§ **Work item**
Please reproduce every record exactly as written, leaving out the pictures.

§ **Data under study**
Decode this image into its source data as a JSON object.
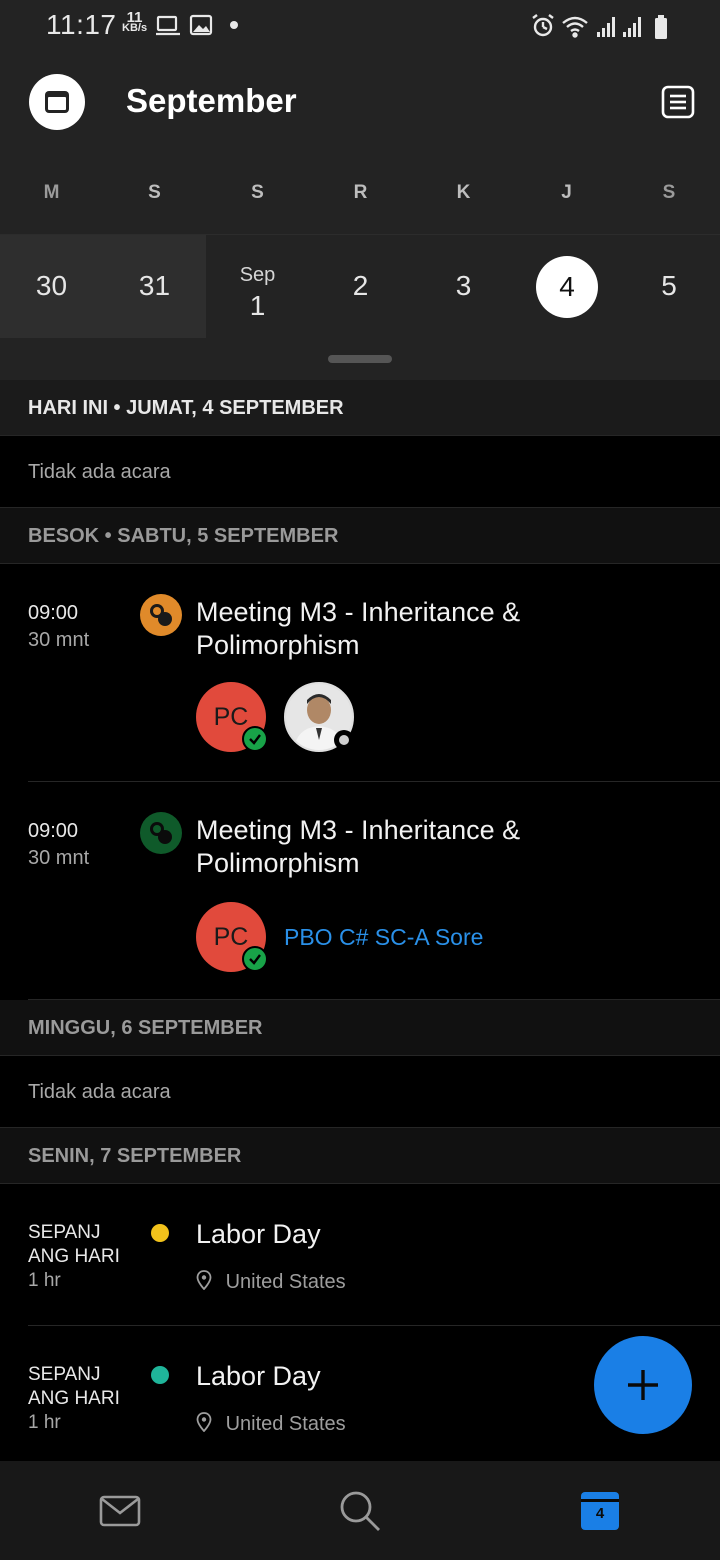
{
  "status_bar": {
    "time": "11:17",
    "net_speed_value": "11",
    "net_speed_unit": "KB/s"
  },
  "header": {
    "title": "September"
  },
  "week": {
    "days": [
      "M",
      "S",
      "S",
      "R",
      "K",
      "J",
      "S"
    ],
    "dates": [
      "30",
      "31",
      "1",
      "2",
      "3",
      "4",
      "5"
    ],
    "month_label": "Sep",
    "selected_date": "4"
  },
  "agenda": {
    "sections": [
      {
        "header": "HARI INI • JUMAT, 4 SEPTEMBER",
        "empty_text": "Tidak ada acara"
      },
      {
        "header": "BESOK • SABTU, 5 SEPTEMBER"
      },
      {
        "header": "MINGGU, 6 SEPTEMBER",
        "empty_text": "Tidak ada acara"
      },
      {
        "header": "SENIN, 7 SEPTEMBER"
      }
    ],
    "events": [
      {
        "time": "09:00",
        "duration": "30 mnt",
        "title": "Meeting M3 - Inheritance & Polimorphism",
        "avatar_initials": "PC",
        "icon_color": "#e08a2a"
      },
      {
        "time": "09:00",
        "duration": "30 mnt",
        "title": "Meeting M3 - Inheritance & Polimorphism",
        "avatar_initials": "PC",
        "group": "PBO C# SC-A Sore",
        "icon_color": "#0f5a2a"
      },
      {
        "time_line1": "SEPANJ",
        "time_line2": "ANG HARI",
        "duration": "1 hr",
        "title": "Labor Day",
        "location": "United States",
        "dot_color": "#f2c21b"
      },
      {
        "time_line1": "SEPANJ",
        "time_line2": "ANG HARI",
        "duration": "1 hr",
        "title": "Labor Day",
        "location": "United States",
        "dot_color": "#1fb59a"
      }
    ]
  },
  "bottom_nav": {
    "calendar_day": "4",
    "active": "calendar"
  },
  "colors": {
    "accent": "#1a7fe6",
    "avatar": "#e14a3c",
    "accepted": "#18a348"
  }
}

§ **Answer box**
Decode this image into its source data as a JSON object.
{
  "status_bar": {
    "time": "11:17",
    "net_speed_value": "11",
    "net_speed_unit": "KB/s"
  },
  "header": {
    "title": "September"
  },
  "week": {
    "days": [
      "M",
      "S",
      "S",
      "R",
      "K",
      "J",
      "S"
    ],
    "dates": [
      "30",
      "31",
      "1",
      "2",
      "3",
      "4",
      "5"
    ],
    "month_label": "Sep",
    "selected_date": "4"
  },
  "agenda": {
    "sections": [
      {
        "header": "HARI INI • JUMAT, 4 SEPTEMBER",
        "empty_text": "Tidak ada acara"
      },
      {
        "header": "BESOK • SABTU, 5 SEPTEMBER"
      },
      {
        "header": "MINGGU, 6 SEPTEMBER",
        "empty_text": "Tidak ada acara"
      },
      {
        "header": "SENIN, 7 SEPTEMBER"
      }
    ],
    "events": [
      {
        "time": "09:00",
        "duration": "30 mnt",
        "title": "Meeting M3 - Inheritance & Polimorphism",
        "avatar_initials": "PC",
        "icon_color": "#e08a2a"
      },
      {
        "time": "09:00",
        "duration": "30 mnt",
        "title": "Meeting M3 - Inheritance & Polimorphism",
        "avatar_initials": "PC",
        "group": "PBO C# SC-A Sore",
        "icon_color": "#0f5a2a"
      },
      {
        "time_line1": "SEPANJ",
        "time_line2": "ANG HARI",
        "duration": "1 hr",
        "title": "Labor Day",
        "location": "United States",
        "dot_color": "#f2c21b"
      },
      {
        "time_line1": "SEPANJ",
        "time_line2": "ANG HARI",
        "duration": "1 hr",
        "title": "Labor Day",
        "location": "United States",
        "dot_color": "#1fb59a"
      }
    ]
  },
  "bottom_nav": {
    "calendar_day": "4",
    "active": "calendar"
  },
  "colors": {
    "accent": "#1a7fe6",
    "avatar": "#e14a3c",
    "accepted": "#18a348"
  }
}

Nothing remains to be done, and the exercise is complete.